    We now have a situation where people have effectively been allowed to invest pre-tax dollars where the tax bill is wiped out on an extreme loss, and where profits (had there been any, there certainly were for some people but not those doing the lobbying) would have been reduced by 50% for taxation purposes (both the income and cap gains parts). Imagine if the government did that for everyone’s RRSP investments.

  17. Canadian Capitalist

    @P: I perfectly understand your point. I’m not disputing that this is selective treatment, just that I’m not terribly fussed about it because our tax code is riddled with preferential treatment. I wasn’t fine with it when tax relief for deferrals were available to some select taxpayers but not everyone, which is far more odious IMHO.

  18. CC: I worked hard in 2000 to educate people about this issue within my company, among my friends, and through CATA (Canadian Advanced Technology Alliance) and other groups my boss was connected with. This included sending letters to Paul Martin (then Minister of Finance). So, it’s possible that I played a small role in spreading the word that eventually made it to you in 2001. Unfortunately, many people had already made the critical mistake by the time my efforts began.

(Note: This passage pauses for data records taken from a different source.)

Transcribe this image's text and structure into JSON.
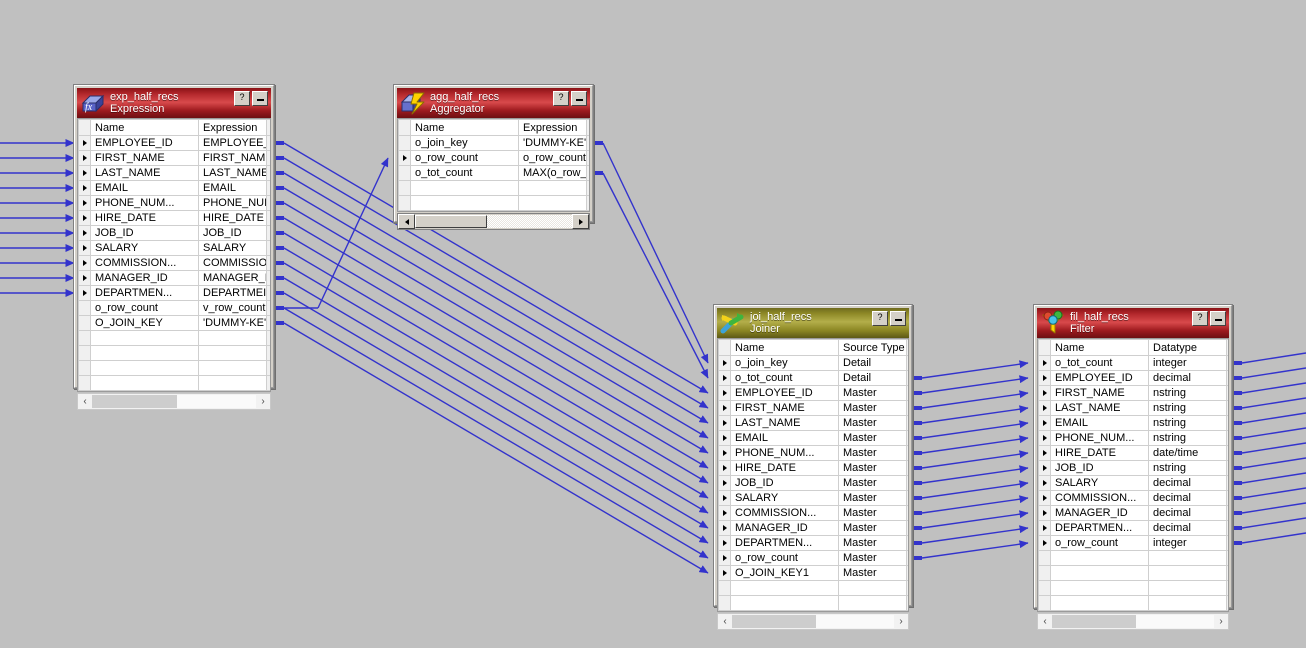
{
  "canvas": {
    "background": "#c0c0c0",
    "link_color": "#3333cc"
  },
  "windows": [
    {
      "id": "exp",
      "name": "exp_half_recs",
      "type": "Expression",
      "icon": "expression-icon",
      "titlebar_color": "#b3282c",
      "help_label": "?",
      "columns": [
        "Name",
        "Expression"
      ],
      "rows": [
        {
          "name": "EMPLOYEE_ID",
          "value": "EMPLOYEE_",
          "in": true,
          "out": true
        },
        {
          "name": "FIRST_NAME",
          "value": "FIRST_NAM",
          "in": true,
          "out": true
        },
        {
          "name": "LAST_NAME",
          "value": "LAST_NAME",
          "in": true,
          "out": true
        },
        {
          "name": "EMAIL",
          "value": "EMAIL",
          "in": true,
          "out": true
        },
        {
          "name": "PHONE_NUM...",
          "value": "PHONE_NUI",
          "in": true,
          "out": true
        },
        {
          "name": "HIRE_DATE",
          "value": "HIRE_DATE",
          "in": true,
          "out": true
        },
        {
          "name": "JOB_ID",
          "value": "JOB_ID",
          "in": true,
          "out": true
        },
        {
          "name": "SALARY",
          "value": "SALARY",
          "in": true,
          "out": true
        },
        {
          "name": "COMMISSION...",
          "value": "COMMISSIO",
          "in": true,
          "out": true
        },
        {
          "name": "MANAGER_ID",
          "value": "MANAGER_I",
          "in": true,
          "out": true
        },
        {
          "name": "DEPARTMEN...",
          "value": "DEPARTMEI",
          "in": true,
          "out": true
        },
        {
          "name": "o_row_count",
          "value": "v_row_count",
          "in": false,
          "out": true
        },
        {
          "name": "O_JOIN_KEY",
          "value": "'DUMMY-KE'",
          "in": false,
          "out": true
        }
      ],
      "empty_rows": 4,
      "scrollbar": {
        "style": "flat",
        "left_arrow": "‹",
        "right_arrow": "›"
      }
    },
    {
      "id": "agg",
      "name": "agg_half_recs",
      "type": "Aggregator",
      "icon": "aggregator-icon",
      "titlebar_color": "#b3282c",
      "help_label": "?",
      "columns": [
        "Name",
        "Expression"
      ],
      "rows": [
        {
          "name": "o_join_key",
          "value": "'DUMMY-KE'",
          "in": false,
          "out": true
        },
        {
          "name": "o_row_count",
          "value": "o_row_count",
          "in": true,
          "out": true
        },
        {
          "name": "o_tot_count",
          "value": "MAX(o_row_",
          "in": false,
          "out": true
        }
      ],
      "empty_rows": 2,
      "scrollbar": {
        "style": "3d",
        "left_arrow": "◀",
        "right_arrow": "▶"
      }
    },
    {
      "id": "joi",
      "name": "joi_half_recs",
      "type": "Joiner",
      "icon": "joiner-icon",
      "titlebar_color": "#8d8826",
      "help_label": "?",
      "columns": [
        "Name",
        "Source Type"
      ],
      "rows": [
        {
          "name": "o_join_key",
          "value": "Detail",
          "in": true,
          "out": true
        },
        {
          "name": "o_tot_count",
          "value": "Detail",
          "in": true,
          "out": true
        },
        {
          "name": "EMPLOYEE_ID",
          "value": "Master",
          "in": true,
          "out": true
        },
        {
          "name": "FIRST_NAME",
          "value": "Master",
          "in": true,
          "out": true
        },
        {
          "name": "LAST_NAME",
          "value": "Master",
          "in": true,
          "out": true
        },
        {
          "name": "EMAIL",
          "value": "Master",
          "in": true,
          "out": true
        },
        {
          "name": "PHONE_NUM...",
          "value": "Master",
          "in": true,
          "out": true
        },
        {
          "name": "HIRE_DATE",
          "value": "Master",
          "in": true,
          "out": true
        },
        {
          "name": "JOB_ID",
          "value": "Master",
          "in": true,
          "out": true
        },
        {
          "name": "SALARY",
          "value": "Master",
          "in": true,
          "out": true
        },
        {
          "name": "COMMISSION...",
          "value": "Master",
          "in": true,
          "out": true
        },
        {
          "name": "MANAGER_ID",
          "value": "Master",
          "in": true,
          "out": true
        },
        {
          "name": "DEPARTMEN...",
          "value": "Master",
          "in": true,
          "out": true
        },
        {
          "name": "o_row_count",
          "value": "Master",
          "in": true,
          "out": true
        },
        {
          "name": "O_JOIN_KEY1",
          "value": "Master",
          "in": true,
          "out": true
        }
      ],
      "empty_rows": 2,
      "scrollbar": {
        "style": "flat",
        "left_arrow": "‹",
        "right_arrow": "›"
      }
    },
    {
      "id": "fil",
      "name": "fil_half_recs",
      "type": "Filter",
      "icon": "filter-icon",
      "titlebar_color": "#b3282c",
      "help_label": "?",
      "columns": [
        "Name",
        "Datatype"
      ],
      "rows": [
        {
          "name": "o_tot_count",
          "value": "integer",
          "in": true,
          "out": true
        },
        {
          "name": "EMPLOYEE_ID",
          "value": "decimal",
          "in": true,
          "out": true
        },
        {
          "name": "FIRST_NAME",
          "value": "nstring",
          "in": true,
          "out": true
        },
        {
          "name": "LAST_NAME",
          "value": "nstring",
          "in": true,
          "out": true
        },
        {
          "name": "EMAIL",
          "value": "nstring",
          "in": true,
          "out": true
        },
        {
          "name": "PHONE_NUM...",
          "value": "nstring",
          "in": true,
          "out": true
        },
        {
          "name": "HIRE_DATE",
          "value": "date/time",
          "in": true,
          "out": true
        },
        {
          "name": "JOB_ID",
          "value": "nstring",
          "in": true,
          "out": true
        },
        {
          "name": "SALARY",
          "value": "decimal",
          "in": true,
          "out": true
        },
        {
          "name": "COMMISSION...",
          "value": "decimal",
          "in": true,
          "out": true
        },
        {
          "name": "MANAGER_ID",
          "value": "decimal",
          "in": true,
          "out": true
        },
        {
          "name": "DEPARTMEN...",
          "value": "decimal",
          "in": true,
          "out": true
        },
        {
          "name": "o_row_count",
          "value": "integer",
          "in": true,
          "out": true
        }
      ],
      "empty_rows": 4,
      "scrollbar": {
        "style": "flat",
        "left_arrow": "‹",
        "right_arrow": "›"
      }
    }
  ]
}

    • Canadian Capitalist

      @Michael: I did not make all that much from stock options. Like so many tech workers, I waited until 90% of it became worthless :) Nevertheless, thank you for your efforts. I’m sure it would have helped a lot of people avoid this whole mess.

  19. How far back can it apply? If I experienced this situation (my tax owning > value of stock) in 2001, can I recover the tax paid to CRA now?

    CC nice post but can you post more details such as above?

    • Canadian Capitalist

      @Hank: Did you file for deferral back in 2000 and sell your shares in 2001? The budget document says that the relief is available for past years, so it might apply to you.

  20. Just found this article. Thx for the overview. Not clear on one aspect though. If you don’t have capital gains from some other position (i.e. your only gains and losses are on the options you exercised on one stock), is the new relief limited to taxes owed can’t exceed proceeds from sale?

    I deferred in 2000. With the stock’s performance and the FX (it’s a US listed stock), the proceeds today would barely cover the taxes owed. As the stock provides dividends, keeping it is preferable to selling it and turning over the proceeds to CRA. But if there was some relief available beyond that, I’d consider selling the stock and paying a reduced tax bill to CRA. That’s mostly because I don’t have any confidence in the long term prospects of the company. If I’m right about that, seems like it would be good for CRA as well as me to get something versus nothing. Anyway, any clarification appreciated and thanks again for the article.

  21. I was Hi-Tech employee in the year 2000 unfortunately I exercised options and I triggered taxable benefit. I was able to defer tax payment submitting T1212. I was participating ESPP plan as well and again bad luck I never sold my shares. I had to pay large tax on ESPP Taxable benefit there was no deferral possibility on ESPP.
    Now by budget 2010 I can elect form RC310 (Tax relief on deferral Election) and I am selling shares. All proceeding belongs to government.
    How will I differentiate “deferred” shares vs. ESPP if I sell at once? I have my records but Form RC310 is asking to declare all proceedings from Schedule 3 Column 2 to be on the last line but that is not right, I should include just “deferred share proceedings” that is less than my total proceedings. I paid taxes on ESPP (phantom gain) once, than now is just loss. To simplify I am selling all my shares and how to properly report “Deferred” vs. ESPP

Leave a comment

Your email address will not be published. Required fields are marked *

*

You may use these HTML tags and attributes: <a href="" title=""> <abbr title=""> <acronym title=""> <b> <blockquote cite=""> <cite> <code> <del datetime=""> <em> <i> <q cite=""> <strike> <strong>